Causes | Symptoms | Treatment


What is Irregular Astigmatism?


Astigmatism is a common eye condition that’s usually corrected by eyeglasses, contact lenses, or surgery. Irregular astigmatism creates distortion in your vision and may not be correctable with spectacles, as compared to medically necessary contact lenses. Often, irregular astigmatism patients are free of any eye disease or injury.

Astigmatism is caused by an eye that is not completely round and occurs in nearly everybody to some degree. For vision problems due to astigmatism, glasses, contact lenses, and even vision correction procedures are all possible treatment options.
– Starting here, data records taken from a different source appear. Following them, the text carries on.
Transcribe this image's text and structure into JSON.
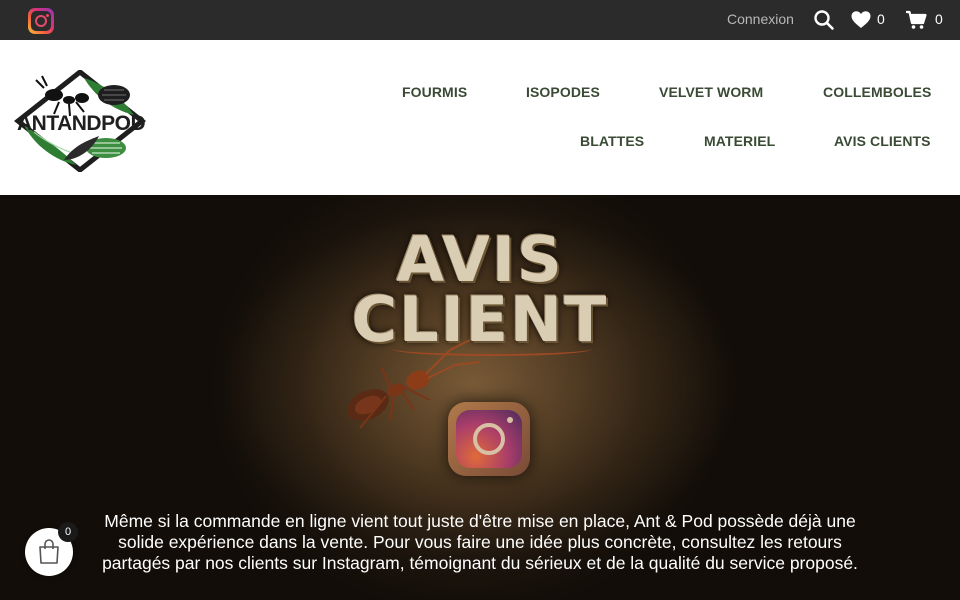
{
  "topbar": {
    "instagram_icon": "instagram-icon",
    "connexion_label": "Connexion",
    "search_icon": "search-icon",
    "wishlist_icon": "heart-icon",
    "wishlist_count": "0",
    "cart_icon": "cart-icon",
    "cart_count": "0"
  },
  "header": {
    "logo_text": "ANTANDPOD",
    "nav": {
      "fourmis": "FOURMIS",
      "isopodes": "ISOPODES",
      "velvet_worm": "VELVET WORM",
      "collemboles": "COLLEMBOLES",
      "blattes": "BLATTES",
      "materiel": "MATERIEL",
      "avis_clients": "AVIS CLIENTS"
    }
  },
  "hero": {
    "title_line1": "AVIS",
    "title_line2": "CLIENT",
    "description": "Même si la commande en ligne vient tout juste d'être mise en place,  Ant & Pod possède déjà une solide expérience dans la vente. Pour vous faire une idée plus concrète, consultez les retours partagés par nos clients sur Instagram, témoignant du sérieux et de la qualité du service proposé."
  },
  "floating_cart": {
    "icon": "shopping-bag-icon",
    "count": "0"
  },
  "colors": {
    "topbar_bg": "#2b2b2b",
    "nav_text": "#3a4a34",
    "logo_green": "#2e7d32"
  }
}
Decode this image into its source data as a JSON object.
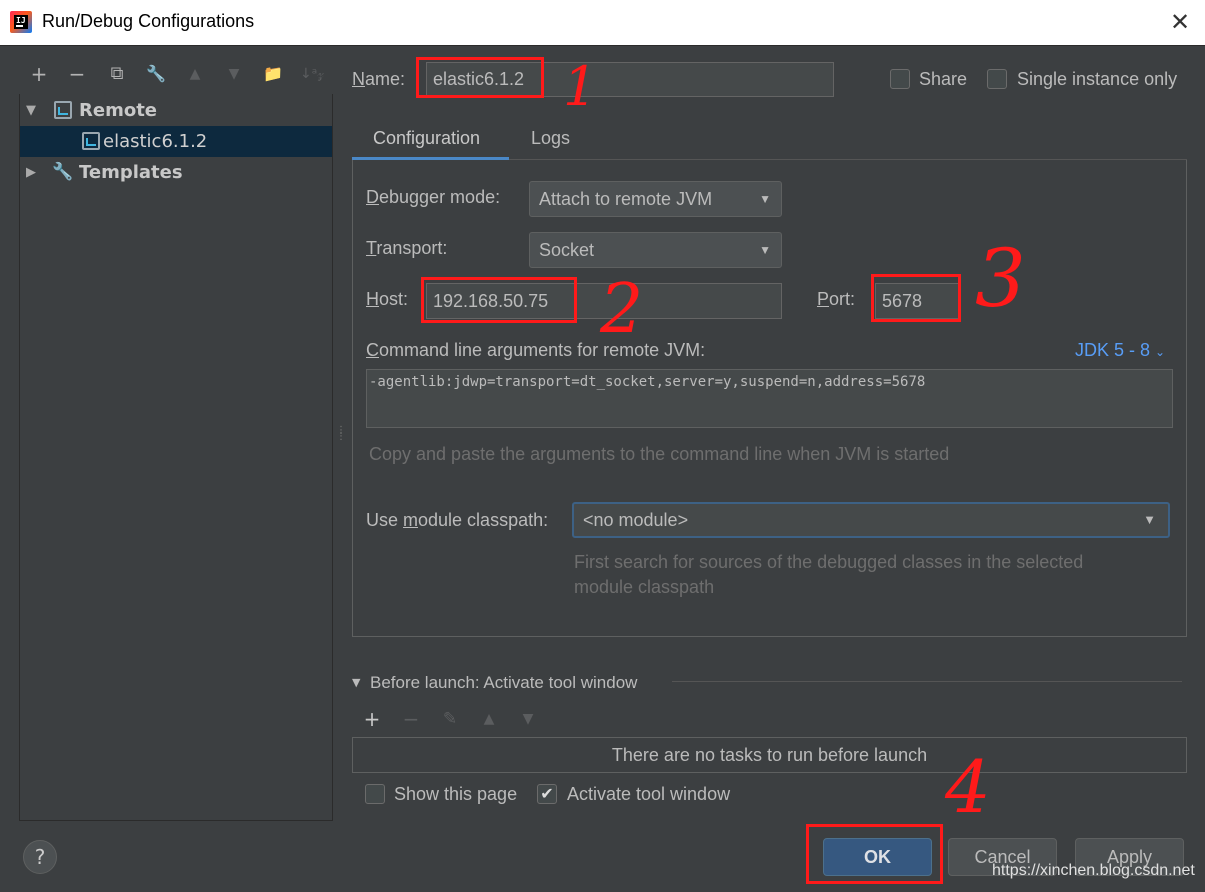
{
  "window": {
    "title": "Run/Debug Configurations",
    "close_glyph": "✕"
  },
  "toolbar": {
    "add": "+",
    "remove": "−",
    "copy": "⧉",
    "edit": "🔧",
    "up": "▲",
    "down": "▼",
    "folder": "📁",
    "sort": "↓ᵃ𝓏"
  },
  "tree": {
    "remote_label": "Remote",
    "remote_child": "elastic6.1.2",
    "templates_label": "Templates"
  },
  "form": {
    "name_label": "Name:",
    "name_value": "elastic6.1.2",
    "share_label": "Share",
    "single_instance_label": "Single instance only",
    "tabs": [
      "Configuration",
      "Logs"
    ],
    "debugger_mode_label": "Debugger mode:",
    "debugger_mode_value": "Attach to remote JVM",
    "transport_label": "Transport:",
    "transport_value": "Socket",
    "host_label": "Host:",
    "host_value": "192.168.50.75",
    "port_label": "Port:",
    "port_value": "5678",
    "cmd_label": "Command line arguments for remote JVM:",
    "jdk_label": "JDK 5 - 8",
    "cmd_value": "-agentlib:jdwp=transport=dt_socket,server=y,suspend=n,address=5678",
    "cmd_hint": "Copy and paste the arguments to the command line when JVM is started",
    "module_label": "Use module classpath:",
    "module_value": "<no module>",
    "module_hint_1": "First search for sources of the debugged classes in the selected",
    "module_hint_2": "module classpath"
  },
  "before_launch": {
    "title": "Before launch: Activate tool window",
    "empty_text": "There are no tasks to run before launch",
    "show_page_label": "Show this page",
    "activate_tool_label": "Activate tool window",
    "activate_tool_checked": true
  },
  "buttons": {
    "help": "?",
    "ok": "OK",
    "cancel": "Cancel",
    "apply": "Apply"
  },
  "annotations": {
    "n1": "1",
    "n2": "2",
    "n3": "3",
    "n4": "4",
    "color": "#ff1a1a"
  },
  "watermark": "https://xinchen.blog.csdn.net"
}
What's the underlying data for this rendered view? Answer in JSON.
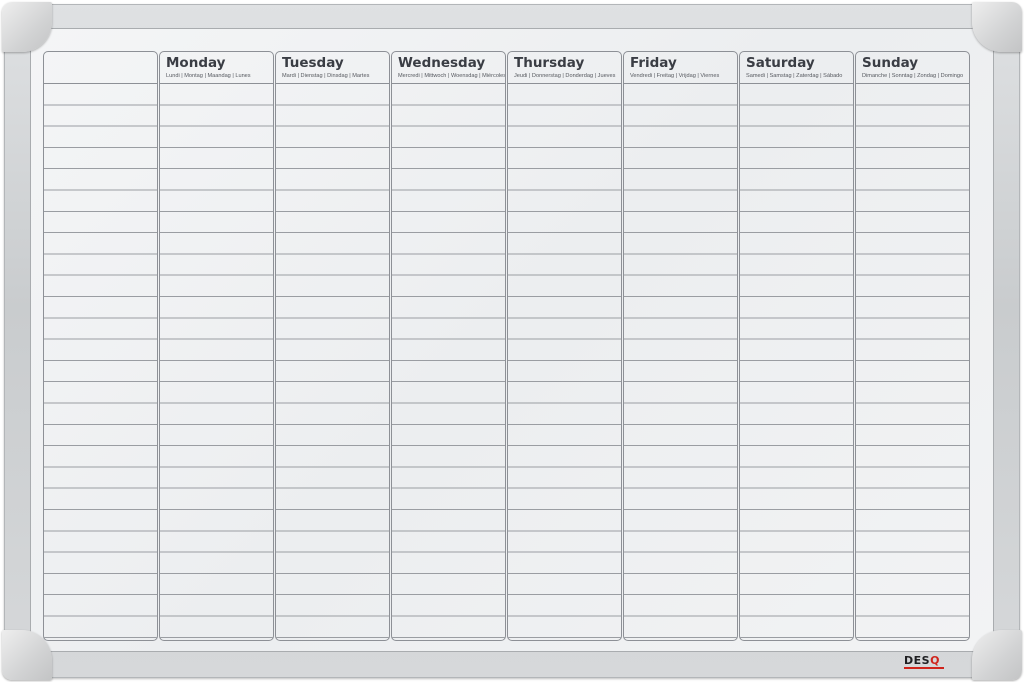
{
  "planner": {
    "columns": [
      {
        "day": "",
        "sub": ""
      },
      {
        "day": "Monday",
        "sub": "Lundi | Montag | Maandag | Lunes"
      },
      {
        "day": "Tuesday",
        "sub": "Mardi | Dienstag | Dinsdag | Martes"
      },
      {
        "day": "Wednesday",
        "sub": "Mercredi | Mittwoch | Woensdag | Miércoles"
      },
      {
        "day": "Thursday",
        "sub": "Jeudi | Donnerstag | Donderdag | Jueves"
      },
      {
        "day": "Friday",
        "sub": "Vendredi | Freitag | Vrijdag | Viernes"
      },
      {
        "day": "Saturday",
        "sub": "Samedi | Samstag | Zaterdag | Sábado"
      },
      {
        "day": "Sunday",
        "sub": "Dimanche | Sonntag | Zondag | Domingo"
      }
    ]
  },
  "brand": {
    "logo_main": "DES",
    "logo_accent": "Q",
    "accent_color": "#d0241c"
  }
}
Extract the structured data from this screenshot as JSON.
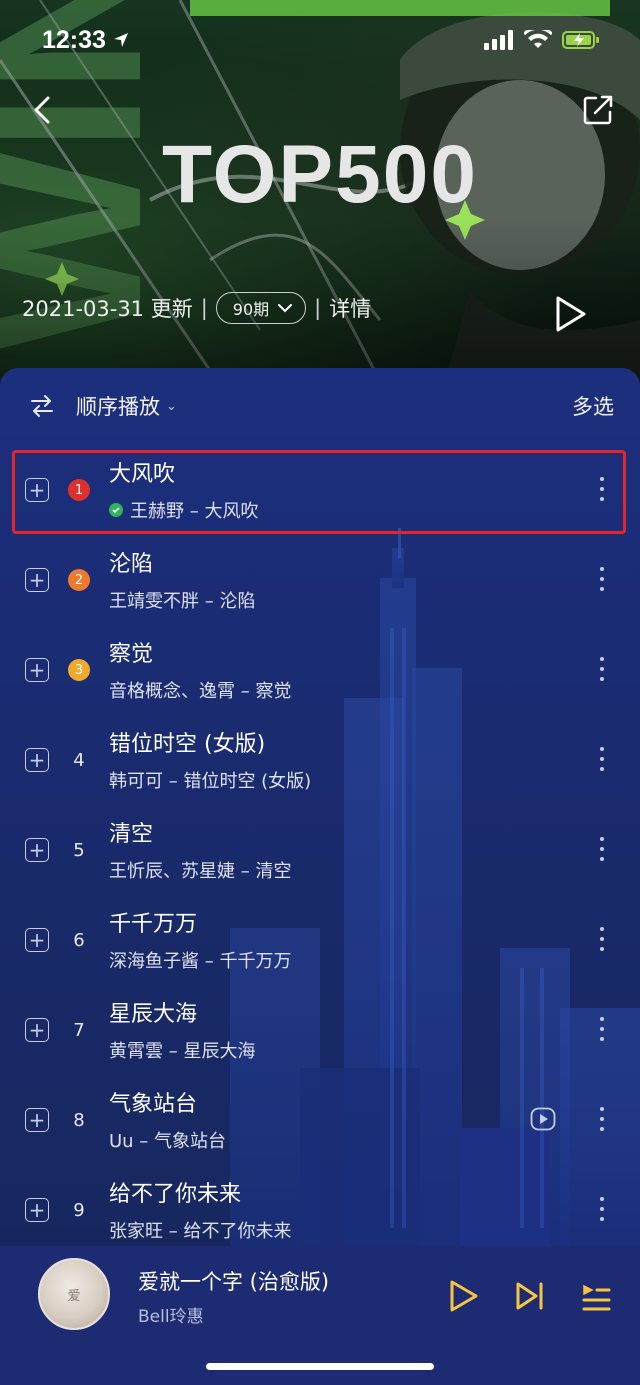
{
  "status": {
    "time": "12:33"
  },
  "header": {
    "title": "TOP500",
    "date_text": "2021-03-31 更新",
    "period_label": "90期",
    "details_label": "详情"
  },
  "list_header": {
    "order_label": "顺序播放",
    "multi_select_label": "多选"
  },
  "songs": [
    {
      "rank": "1",
      "title": "大风吹",
      "subtitle": "王赫野 – 大风吹"
    },
    {
      "rank": "2",
      "title": "沦陷",
      "subtitle": "王靖雯不胖 – 沦陷"
    },
    {
      "rank": "3",
      "title": "察觉",
      "subtitle": "音格概念、逸霄 – 察觉"
    },
    {
      "rank": "4",
      "title": "错位时空 (女版)",
      "subtitle": "韩可可 – 错位时空 (女版)"
    },
    {
      "rank": "5",
      "title": "清空",
      "subtitle": "王忻辰、苏星婕 – 清空"
    },
    {
      "rank": "6",
      "title": "千千万万",
      "subtitle": "深海鱼子酱 – 千千万万"
    },
    {
      "rank": "7",
      "title": "星辰大海",
      "subtitle": "黄霄雲 – 星辰大海"
    },
    {
      "rank": "8",
      "title": "气象站台",
      "subtitle": "Uu – 气象站台"
    },
    {
      "rank": "9",
      "title": "给不了你未来",
      "subtitle": "张家旺 – 给不了你未来"
    }
  ],
  "rank_colors": {
    "1": "#e0302e",
    "2": "#ef7a2a",
    "3": "#f0a92a"
  },
  "accent_color": "#f5c542",
  "highlight_color": "#e3262a",
  "now_playing": {
    "title": "爱就一个字 (治愈版)",
    "artist": "Bell玲惠",
    "cover_text": "爱"
  },
  "icons": [
    "location-arrow-icon",
    "signal-icon",
    "wifi-icon",
    "battery-charging-icon",
    "back-icon",
    "share-icon",
    "chevron-down-icon",
    "play-icon",
    "shuffle-order-icon",
    "add-icon",
    "verified-icon",
    "more-icon",
    "mv-icon",
    "next-icon",
    "playlist-icon"
  ]
}
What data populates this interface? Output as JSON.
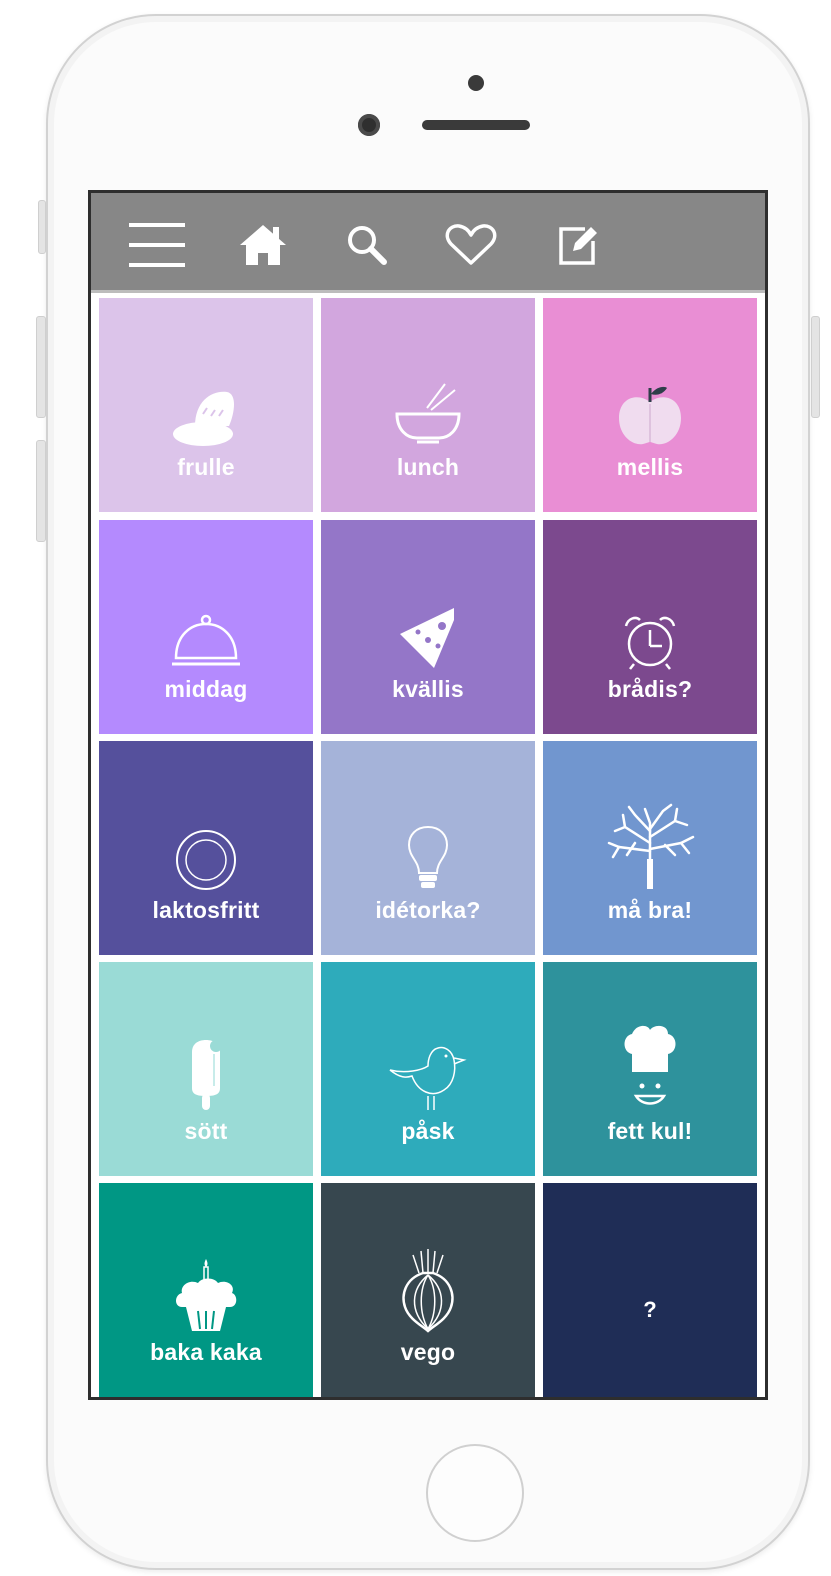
{
  "nav": {
    "icons": [
      "menu-icon",
      "home-icon",
      "search-icon",
      "heart-icon",
      "edit-icon"
    ]
  },
  "tiles": [
    {
      "label": "frulle",
      "icon": "bread-icon",
      "color": "#dcc4ea"
    },
    {
      "label": "lunch",
      "icon": "bowl-icon",
      "color": "#d2a6de"
    },
    {
      "label": "mellis",
      "icon": "apple-icon",
      "color": "#e98ed4"
    },
    {
      "label": "middag",
      "icon": "cloche-icon",
      "color": "#b48afe"
    },
    {
      "label": "kvällis",
      "icon": "cheese-icon",
      "color": "#9476c8"
    },
    {
      "label": "brådis?",
      "icon": "alarm-clock-icon",
      "color": "#7c498e"
    },
    {
      "label": "laktosfritt",
      "icon": "plate-icon",
      "color": "#55509c"
    },
    {
      "label": "idétorka?",
      "icon": "lightbulb-icon",
      "color": "#a5b3d9"
    },
    {
      "label": "må bra!",
      "icon": "tree-icon",
      "color": "#7196cf"
    },
    {
      "label": "sött",
      "icon": "ice-cream-icon",
      "color": "#9adbd6"
    },
    {
      "label": "påsk",
      "icon": "bird-icon",
      "color": "#2eabbb"
    },
    {
      "label": "fett kul!",
      "icon": "chef-icon",
      "color": "#2e929c"
    },
    {
      "label": "baka kaka",
      "icon": "cupcake-icon",
      "color": "#009784"
    },
    {
      "label": "vego",
      "icon": "onion-icon",
      "color": "#37474f"
    },
    {
      "label": "?",
      "icon": "",
      "color": "#1f2d56"
    }
  ]
}
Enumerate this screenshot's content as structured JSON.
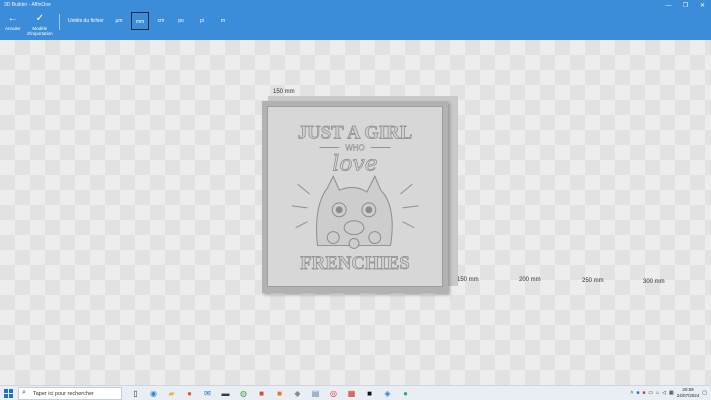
{
  "window": {
    "title": "3D Builder - AffinOne"
  },
  "window_controls": {
    "minimize": "—",
    "maximize": "❐",
    "close": "✕"
  },
  "toolbar": {
    "undo": {
      "icon": "←",
      "label": "Annuler"
    },
    "import": {
      "icon": "✓",
      "label_line1": "Modèle",
      "label_line2": "d'importation"
    },
    "units_label": "Unités du fichier",
    "units": [
      "µm",
      "mm",
      "cm",
      "po",
      "pi",
      "m"
    ],
    "selected_unit": "mm"
  },
  "viewport": {
    "rulers": [
      "150 mm",
      "150 mm",
      "200 mm",
      "250 mm",
      "300 mm"
    ]
  },
  "model_art": {
    "line1": "JUST A GIRL",
    "line2": "WHO",
    "line3": "love",
    "line4": "FRENCHIES"
  },
  "taskbar": {
    "search_placeholder": "Taper ici pour rechercher",
    "time": "20:59",
    "date": "24/07/2024"
  },
  "colors": {
    "toolbar": "#3c8dd9",
    "taskbar": "#e9eef4"
  }
}
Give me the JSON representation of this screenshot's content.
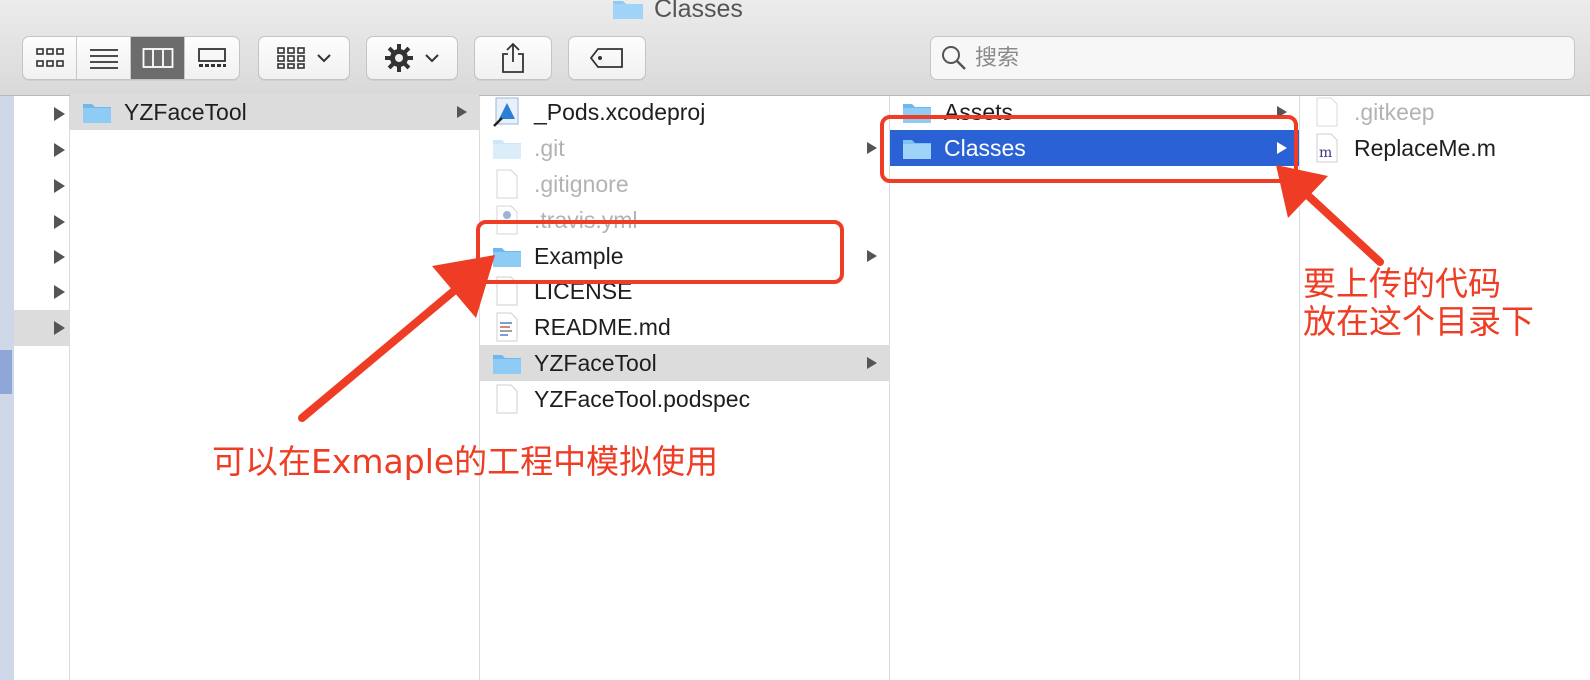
{
  "window": {
    "title": "Classes"
  },
  "toolbar": {
    "view_modes": [
      "icon-view",
      "list-view",
      "column-view",
      "gallery-view"
    ],
    "active_view": "column-view",
    "group_menu": "group-by-icon",
    "action_menu": "gear-icon",
    "share": "share-icon",
    "tag": "tag-icon"
  },
  "search": {
    "placeholder": "搜索",
    "value": ""
  },
  "columns": {
    "root": {
      "items": [
        "YZFaceTool"
      ]
    },
    "project": {
      "items": [
        {
          "name": "_Pods.xcodeproj",
          "kind": "xcodeproj",
          "dim": false
        },
        {
          "name": ".git",
          "kind": "folder",
          "dim": true,
          "has_children": true
        },
        {
          "name": ".gitignore",
          "kind": "file",
          "dim": true
        },
        {
          "name": ".travis.yml",
          "kind": "yml",
          "dim": true
        },
        {
          "name": "Example",
          "kind": "folder",
          "dim": false,
          "has_children": true
        },
        {
          "name": "LICENSE",
          "kind": "file",
          "dim": false
        },
        {
          "name": "README.md",
          "kind": "md",
          "dim": false
        },
        {
          "name": "YZFaceTool",
          "kind": "folder",
          "dim": false,
          "has_children": true,
          "selected": true
        },
        {
          "name": "YZFaceTool.podspec",
          "kind": "file",
          "dim": false
        }
      ]
    },
    "pod": {
      "items": [
        {
          "name": "Assets",
          "kind": "folder",
          "has_children": true
        },
        {
          "name": "Classes",
          "kind": "folder",
          "has_children": true,
          "selected": true
        }
      ]
    },
    "classes": {
      "items": [
        {
          "name": ".gitkeep",
          "kind": "file",
          "dim": true
        },
        {
          "name": "ReplaceMe.m",
          "kind": "objc-m",
          "dim": false
        }
      ]
    }
  },
  "annotations": {
    "note1": "可以在Exmaple的工程中模拟使用",
    "note2_line1": "要上传的代码",
    "note2_line2": "放在这个目录下",
    "color": "#ee3d24"
  },
  "colors": {
    "selection_blue": "#2a62d6",
    "selection_grey": "#dcdcdc",
    "folder_blue": "#7cc2f2"
  }
}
A person’s eye is naturally shaped like a sphere. Under normal circumstances, when light enters the eye, it refracts, or bends evenly, creating a clear view of the object. However, the eye of a person with astigmatism is shaped more like a football or the back of a spoon. For this person, when light enters the eye it is refracted more in one direction than the other, allowing only part of the object to be in focus at one time. Objects at any distance can appear blurry and wavy.

Our doctors have been helping patients see their best by correcting their vision corrections such as irregular astigmatism so don’t despair, there’s hope!

Causes


Astigmatism is a natural and commonly occurring cause of blurred or distorted vision that is usually associated with an imperfectly shaped cornea. The exact cause is not known.

However, irregular astigmatism usually causes some type of distortion in your vision and neither spectacles, nor medically necessary contact lenses, correct the vision.

The exact cause of irregular astigmatism without the presence of eye disease or injury is not known. There may be some forms of irregular astigmatism that are genetic and could be caused by large amounts of astigmatism that rapidly progress in teen years and eventually stretch the cornea and distort the vision.

Symptoms


People with undetected astigmatism often have blurred vision, which can be associated with fatigue and eyestrain. While these symptoms may not necessarily be the result of astigmatism, you should schedule an eye exam if you are experiencing one or more symptoms.

Treatment


Astigmatism correction can usually be easily incorporated into eye glasses. Alternatively, special soft contact lenses called toric lenses can be prescribed. Soft toric lenses have greater light-bending power in one direction than the other. One common problem with soft toric contact lenses is rotation of the contact lens on the cornea. Soft contact lenses use a ballast design to orient the astigmatic correction on the eye. Getting a soft contact lens to remain in one position throughout the day of wear can be a challenge and can create fluctuations in one’s vision during wear.

Other options, particularly for higher amounts of astigmatism and irregular astigmatism, are gas-permeable rigid contact lenses and hybrid contact lenses. More recently, scleral contact lenses are being utilized for the more normal eye with astigmatism and irregular astigmatism. Scleral contact lenses have become a better choice because of the excellent comfort and superior vision achieved. These scleral contact lenses are also great for sports and water activities and have a much higher safety margin than soft contact lenses. Scleral lenses never rotate on the eye and fluctuations in vision are eliminated.

After performing various tests, your eye doctor will determine the ideal prescription for your astigmatism. Please call our office at 214.739.8611 Ext 1 for more information. A member of our experienced staff will answer any questions you may have.